Background: We present a bivariate twin analysis of anorexia nervosa and bulimia nervosa to determine the extent to which shared genetic and environmental factors contribute to liability to these disorders. Method: Focusing on females from the Swedish Twin study of Adults: Genes and Environment (n = 7000), we calculated heritability estimates for narrow and broad anorexia nervosa and bulimia nervosa and estimated their genetic correlation. Results: In the full model, the heritability estimate for narrow anorexia nervosa (AN) was (a2 = .57; 95% confidence interval [CI]: .00-.81) and for narrow bulimia nervosa (BN) (a2 = .62; 95% CI: .08-.70), with the remaining variance accounted for by unique environmental factors. Shared environmental factors estimates were (c2 = .00; 95% CI: .00-.67) for AN and (c2 = .00; 95% CI: .00-.40) for BN. Moderate additive genetic (.46) and unique environmental (.42) correlations between AN and BN were observed. Heritability estimates for broad AN were lower (a2 = .29; 95% CI: .04-.43) than for narrow AN, but estimates for broad BN were similar to narrow BN. The genetic correlation for broad AN and BN was .79, and the unique environmental correlation was .44. Conclusions: We highlight the contribution of additive genetic factors to both narrow and broad AN and BN and demonstrate a moderate overlap of both genetic and unique environmental factors that influence the two conditions.

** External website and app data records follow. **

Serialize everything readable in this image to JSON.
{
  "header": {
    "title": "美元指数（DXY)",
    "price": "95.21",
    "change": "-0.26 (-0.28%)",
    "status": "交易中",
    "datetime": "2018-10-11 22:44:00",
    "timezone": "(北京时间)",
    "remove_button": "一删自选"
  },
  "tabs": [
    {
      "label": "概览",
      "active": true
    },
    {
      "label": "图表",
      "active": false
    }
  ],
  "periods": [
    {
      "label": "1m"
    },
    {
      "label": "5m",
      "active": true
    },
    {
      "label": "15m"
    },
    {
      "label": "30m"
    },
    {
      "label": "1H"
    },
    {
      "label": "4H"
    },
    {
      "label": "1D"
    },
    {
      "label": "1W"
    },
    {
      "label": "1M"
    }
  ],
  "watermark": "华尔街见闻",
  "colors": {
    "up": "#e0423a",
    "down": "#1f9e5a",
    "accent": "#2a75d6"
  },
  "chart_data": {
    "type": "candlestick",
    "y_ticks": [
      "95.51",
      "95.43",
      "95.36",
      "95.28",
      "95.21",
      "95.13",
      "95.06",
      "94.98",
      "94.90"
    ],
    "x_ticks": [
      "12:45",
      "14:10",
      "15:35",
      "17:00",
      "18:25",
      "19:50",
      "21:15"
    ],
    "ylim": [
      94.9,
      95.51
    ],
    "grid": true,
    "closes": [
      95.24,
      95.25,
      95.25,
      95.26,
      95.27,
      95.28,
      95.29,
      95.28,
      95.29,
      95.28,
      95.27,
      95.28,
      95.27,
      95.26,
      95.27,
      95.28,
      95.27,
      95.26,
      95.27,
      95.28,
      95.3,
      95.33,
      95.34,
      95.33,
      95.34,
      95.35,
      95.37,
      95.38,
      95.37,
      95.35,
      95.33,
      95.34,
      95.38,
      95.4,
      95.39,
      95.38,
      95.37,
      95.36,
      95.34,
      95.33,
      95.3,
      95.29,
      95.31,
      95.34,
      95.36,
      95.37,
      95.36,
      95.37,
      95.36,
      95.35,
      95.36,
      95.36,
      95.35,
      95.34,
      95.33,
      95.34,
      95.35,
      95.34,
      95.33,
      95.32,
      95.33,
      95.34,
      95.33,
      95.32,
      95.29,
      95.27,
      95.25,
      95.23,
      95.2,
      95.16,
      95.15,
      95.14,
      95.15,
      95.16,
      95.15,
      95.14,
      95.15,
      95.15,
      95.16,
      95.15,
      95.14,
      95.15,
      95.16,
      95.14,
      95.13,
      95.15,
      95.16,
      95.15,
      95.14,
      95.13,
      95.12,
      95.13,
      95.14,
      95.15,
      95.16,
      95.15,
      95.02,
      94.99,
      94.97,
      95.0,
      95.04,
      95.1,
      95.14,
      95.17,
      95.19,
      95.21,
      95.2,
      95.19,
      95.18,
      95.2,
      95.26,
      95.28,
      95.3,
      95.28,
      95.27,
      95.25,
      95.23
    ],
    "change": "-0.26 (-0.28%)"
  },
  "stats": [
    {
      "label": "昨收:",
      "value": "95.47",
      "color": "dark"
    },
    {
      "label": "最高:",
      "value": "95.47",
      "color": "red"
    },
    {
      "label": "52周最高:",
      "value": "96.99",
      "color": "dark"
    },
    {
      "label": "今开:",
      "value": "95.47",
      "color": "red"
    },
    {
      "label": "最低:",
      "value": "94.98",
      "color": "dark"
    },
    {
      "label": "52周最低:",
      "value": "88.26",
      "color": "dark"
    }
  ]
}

Common concurrent and sequential comorbidity of AN and BN can in part be accounted for by shared genetic and environmental influences on liability although independent factors also operative.
- Anorexia nervosa
- bulimia nervosa